# TASK PROMPT
Below are some records; return each one exactly.

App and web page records

* * *

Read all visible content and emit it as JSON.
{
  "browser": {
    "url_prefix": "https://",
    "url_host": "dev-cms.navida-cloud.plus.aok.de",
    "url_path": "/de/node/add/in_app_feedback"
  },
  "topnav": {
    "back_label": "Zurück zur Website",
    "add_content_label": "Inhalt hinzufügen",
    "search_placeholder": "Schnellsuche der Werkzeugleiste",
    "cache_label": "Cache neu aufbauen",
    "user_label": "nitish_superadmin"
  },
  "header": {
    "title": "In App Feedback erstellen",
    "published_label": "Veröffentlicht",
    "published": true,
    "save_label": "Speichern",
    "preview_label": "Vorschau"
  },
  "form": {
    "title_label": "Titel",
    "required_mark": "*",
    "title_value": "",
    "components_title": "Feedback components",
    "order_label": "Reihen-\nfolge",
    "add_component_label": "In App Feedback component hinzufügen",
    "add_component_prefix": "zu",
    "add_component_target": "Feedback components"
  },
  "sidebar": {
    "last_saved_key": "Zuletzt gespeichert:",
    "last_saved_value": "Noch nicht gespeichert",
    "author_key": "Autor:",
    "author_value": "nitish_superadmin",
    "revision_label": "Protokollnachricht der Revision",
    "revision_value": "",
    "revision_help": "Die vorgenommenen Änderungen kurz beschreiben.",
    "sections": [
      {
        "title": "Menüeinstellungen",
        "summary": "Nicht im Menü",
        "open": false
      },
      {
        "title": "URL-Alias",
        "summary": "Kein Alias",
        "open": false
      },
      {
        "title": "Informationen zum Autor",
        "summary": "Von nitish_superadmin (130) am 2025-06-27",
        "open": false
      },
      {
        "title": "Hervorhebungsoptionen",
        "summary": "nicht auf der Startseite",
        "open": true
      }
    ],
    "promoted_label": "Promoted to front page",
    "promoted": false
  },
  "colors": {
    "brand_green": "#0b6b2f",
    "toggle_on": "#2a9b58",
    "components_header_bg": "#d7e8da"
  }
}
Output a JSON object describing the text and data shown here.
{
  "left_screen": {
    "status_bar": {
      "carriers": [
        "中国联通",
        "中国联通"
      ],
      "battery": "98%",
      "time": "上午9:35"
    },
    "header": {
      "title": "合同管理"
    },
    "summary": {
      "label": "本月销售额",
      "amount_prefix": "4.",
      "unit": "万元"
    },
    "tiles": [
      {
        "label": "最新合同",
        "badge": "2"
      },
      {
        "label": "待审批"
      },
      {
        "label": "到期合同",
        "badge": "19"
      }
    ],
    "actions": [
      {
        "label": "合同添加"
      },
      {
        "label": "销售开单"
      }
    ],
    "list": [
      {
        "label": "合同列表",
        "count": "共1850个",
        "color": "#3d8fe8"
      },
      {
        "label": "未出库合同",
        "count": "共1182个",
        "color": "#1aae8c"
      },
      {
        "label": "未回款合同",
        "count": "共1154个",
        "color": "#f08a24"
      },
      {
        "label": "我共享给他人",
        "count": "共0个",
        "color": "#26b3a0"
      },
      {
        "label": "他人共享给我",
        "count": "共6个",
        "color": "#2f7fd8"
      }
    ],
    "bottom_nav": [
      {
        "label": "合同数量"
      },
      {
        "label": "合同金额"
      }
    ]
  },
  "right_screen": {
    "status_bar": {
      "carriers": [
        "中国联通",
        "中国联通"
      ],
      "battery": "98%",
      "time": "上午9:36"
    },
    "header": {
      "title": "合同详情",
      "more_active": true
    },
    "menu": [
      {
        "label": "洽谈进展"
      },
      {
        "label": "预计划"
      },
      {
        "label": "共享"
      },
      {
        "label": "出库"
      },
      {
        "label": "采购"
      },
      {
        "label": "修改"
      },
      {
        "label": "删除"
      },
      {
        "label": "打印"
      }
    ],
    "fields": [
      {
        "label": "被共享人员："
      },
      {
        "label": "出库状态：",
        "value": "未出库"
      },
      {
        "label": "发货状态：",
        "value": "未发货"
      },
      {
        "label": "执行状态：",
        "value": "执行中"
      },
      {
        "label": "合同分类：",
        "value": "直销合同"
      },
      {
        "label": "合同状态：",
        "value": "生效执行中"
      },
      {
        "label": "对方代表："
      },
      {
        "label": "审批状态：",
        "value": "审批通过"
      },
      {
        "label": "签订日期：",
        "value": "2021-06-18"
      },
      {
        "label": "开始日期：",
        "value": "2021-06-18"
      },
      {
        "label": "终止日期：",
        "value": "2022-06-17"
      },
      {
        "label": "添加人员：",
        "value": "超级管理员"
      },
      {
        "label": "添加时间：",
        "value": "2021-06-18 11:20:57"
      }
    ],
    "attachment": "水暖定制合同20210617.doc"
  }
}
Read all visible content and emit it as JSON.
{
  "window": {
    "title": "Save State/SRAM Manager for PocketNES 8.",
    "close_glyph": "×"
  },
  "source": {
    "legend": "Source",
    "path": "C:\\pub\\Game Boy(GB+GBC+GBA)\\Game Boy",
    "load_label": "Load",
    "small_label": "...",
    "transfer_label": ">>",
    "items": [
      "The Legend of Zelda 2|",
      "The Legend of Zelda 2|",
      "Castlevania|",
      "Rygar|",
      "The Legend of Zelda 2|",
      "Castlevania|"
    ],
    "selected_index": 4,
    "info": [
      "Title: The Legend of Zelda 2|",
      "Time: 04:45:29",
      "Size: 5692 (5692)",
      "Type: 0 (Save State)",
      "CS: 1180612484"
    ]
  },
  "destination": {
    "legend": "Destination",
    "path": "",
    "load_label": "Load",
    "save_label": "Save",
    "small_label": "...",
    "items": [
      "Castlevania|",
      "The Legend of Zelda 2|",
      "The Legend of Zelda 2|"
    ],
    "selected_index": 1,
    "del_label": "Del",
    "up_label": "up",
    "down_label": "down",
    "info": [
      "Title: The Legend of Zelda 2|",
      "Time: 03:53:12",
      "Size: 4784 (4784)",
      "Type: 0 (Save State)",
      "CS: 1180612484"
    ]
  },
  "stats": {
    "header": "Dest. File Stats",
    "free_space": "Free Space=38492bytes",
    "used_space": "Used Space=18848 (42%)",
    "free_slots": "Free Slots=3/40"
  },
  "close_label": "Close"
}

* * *

# TASK OUTPUT
Read all visible content and emit it as JSON.
{
  "browser": {
    "url_prefix": "https://",
    "url_host": "dev-cms.navida-cloud.plus.aok.de",
    "url_path": "/de/node/add/in_app_feedback"
  },
  "topnav": {
    "back_label": "Zurück zur Website",
    "add_content_label": "Inhalt hinzufügen",
    "search_placeholder": "Schnellsuche der Werkzeugleiste",
    "cache_label": "Cache neu aufbauen",
    "user_label": "nitish_superadmin"
  },
  "header": {
    "title": "In App Feedback erstellen",
    "published_label": "Veröffentlicht",
    "published": true,
    "save_label": "Speichern",
    "preview_label": "Vorschau"
  },
  "form": {
    "title_label": "Titel",
    "required_mark": "*",
    "title_value": "",
    "components_title": "Feedback components",
    "order_label": "Reihen-\nfolge",
    "add_component_label": "In App Feedback component hinzufügen",
    "add_component_prefix": "zu",
    "add_component_target": "Feedback components"
  },
  "sidebar": {
    "last_saved_key": "Zuletzt gespeichert:",
    "last_saved_value": "Noch nicht gespeichert",
    "author_key": "Autor:",
    "author_value": "nitish_superadmin",
    "revision_label": "Protokollnachricht der Revision",
    "revision_value": "",
    "revision_help": "Die vorgenommenen Änderungen kurz beschreiben.",
    "sections": [
      {
        "title": "Menüeinstellungen",
        "summary": "Nicht im Menü",
        "open": false
      },
      {
        "title": "URL-Alias",
        "summary": "Kein Alias",
        "open": false
      },
      {
        "title": "Informationen zum Autor",
        "summary": "Von nitish_superadmin (130) am 2025-06-27",
        "open": false
      },
      {
        "title": "Hervorhebungsoptionen",
        "summary": "nicht auf der Startseite",
        "open": true
      }
    ],
    "promoted_label": "Promoted to front page",
    "promoted": false
  },
  "colors": {
    "brand_green": "#0b6b2f",
    "toggle_on": "#2a9b58",
    "components_header_bg": "#d7e8da"
  }
}
Output a JSON object describing the text and data shown here.
{
  "left_screen": {
    "status_bar": {
      "carriers": [
        "中国联通",
        "中国联通"
      ],
      "battery": "98%",
      "time": "上午9:35"
    },
    "header": {
      "title": "合同管理"
    },
    "summary": {
      "label": "本月销售额",
      "amount_prefix": "4.",
      "unit": "万元"
    },
    "tiles": [
      {
        "label": "最新合同",
        "badge": "2"
      },
      {
        "label": "待审批"
      },
      {
        "label": "到期合同",
        "badge": "19"
      }
    ],
    "actions": [
      {
        "label": "合同添加"
      },
      {
        "label": "销售开单"
      }
    ],
    "list": [
      {
        "label": "合同列表",
        "count": "共1850个",
        "color": "#3d8fe8"
      },
      {
        "label": "未出库合同",
        "count": "共1182个",
        "color": "#1aae8c"
      },
      {
        "label": "未回款合同",
        "count": "共1154个",
        "color": "#f08a24"
      },
      {
        "label": "我共享给他人",
        "count": "共0个",
        "color": "#26b3a0"
      },
      {
        "label": "他人共享给我",
        "count": "共6个",
        "color": "#2f7fd8"
      }
    ],
    "bottom_nav": [
      {
        "label": "合同数量"
      },
      {
        "label": "合同金额"
      }
    ]
  },
  "right_screen": {
    "status_bar": {
      "carriers": [
        "中国联通",
        "中国联通"
      ],
      "battery": "98%",
      "time": "上午9:36"
    },
    "header": {
      "title": "合同详情",
      "more_active": true
    },
    "menu": [
      {
        "label": "洽谈进展"
      },
      {
        "label": "预计划"
      },
      {
        "label": "共享"
      },
      {
        "label": "出库"
      },
      {
        "label": "采购"
      },
      {
        "label": "修改"
      },
      {
        "label": "删除"
      },
      {
        "label": "打印"
      }
    ],
    "fields": [
      {
        "label": "被共享人员："
      },
      {
        "label": "出库状态：",
        "value": "未出库"
      },
      {
        "label": "发货状态：",
        "value": "未发货"
      },
      {
        "label": "执行状态：",
        "value": "执行中"
      },
      {
        "label": "合同分类：",
        "value": "直销合同"
      },
      {
        "label": "合同状态：",
        "value": "生效执行中"
      },
      {
        "label": "对方代表："
      },
      {
        "label": "审批状态：",
        "value": "审批通过"
      },
      {
        "label": "签订日期：",
        "value": "2021-06-18"
      },
      {
        "label": "开始日期：",
        "value": "2021-06-18"
      },
      {
        "label": "终止日期：",
        "value": "2022-06-17"
      },
      {
        "label": "添加人员：",
        "value": "超级管理员"
      },
      {
        "label": "添加时间：",
        "value": "2021-06-18 11:20:57"
      }
    ],
    "attachment": "水暖定制合同20210617.doc"
  }
}
Read all visible content and emit it as JSON.
{
  "window": {
    "title": "Save State/SRAM Manager for PocketNES 8.",
    "close_glyph": "×"
  },
  "source": {
    "legend": "Source",
    "path": "C:\\pub\\Game Boy(GB+GBC+GBA)\\Game Boy",
    "load_label": "Load",
    "small_label": "...",
    "transfer_label": ">>",
    "items": [
      "The Legend of Zelda 2|",
      "The Legend of Zelda 2|",
      "Castlevania|",
      "Rygar|",
      "The Legend of Zelda 2|",
      "Castlevania|"
    ],
    "selected_index": 4,
    "info": [
      "Title: The Legend of Zelda 2|",
      "Time: 04:45:29",
      "Size: 5692 (5692)",
      "Type: 0 (Save State)",
      "CS: 1180612484"
    ]
  },
  "destination": {
    "legend": "Destination",
    "path": "",
    "load_label": "Load",
    "save_label": "Save",
    "small_label": "...",
    "items": [
      "Castlevania|",
      "The Legend of Zelda 2|",
      "The Legend of Zelda 2|"
    ],
    "selected_index": 1,
    "del_label": "Del",
    "up_label": "up",
    "down_label": "down",
    "info": [
      "Title: The Legend of Zelda 2|",
      "Time: 03:53:12",
      "Size: 4784 (4784)",
      "Type: 0 (Save State)",
      "CS: 1180612484"
    ]
  },
  "stats": {
    "header": "Dest. File Stats",
    "free_space": "Free Space=38492bytes",
    "used_space": "Used Space=18848 (42%)",
    "free_slots": "Free Slots=3/40"
  },
  "close_label": "Close"
}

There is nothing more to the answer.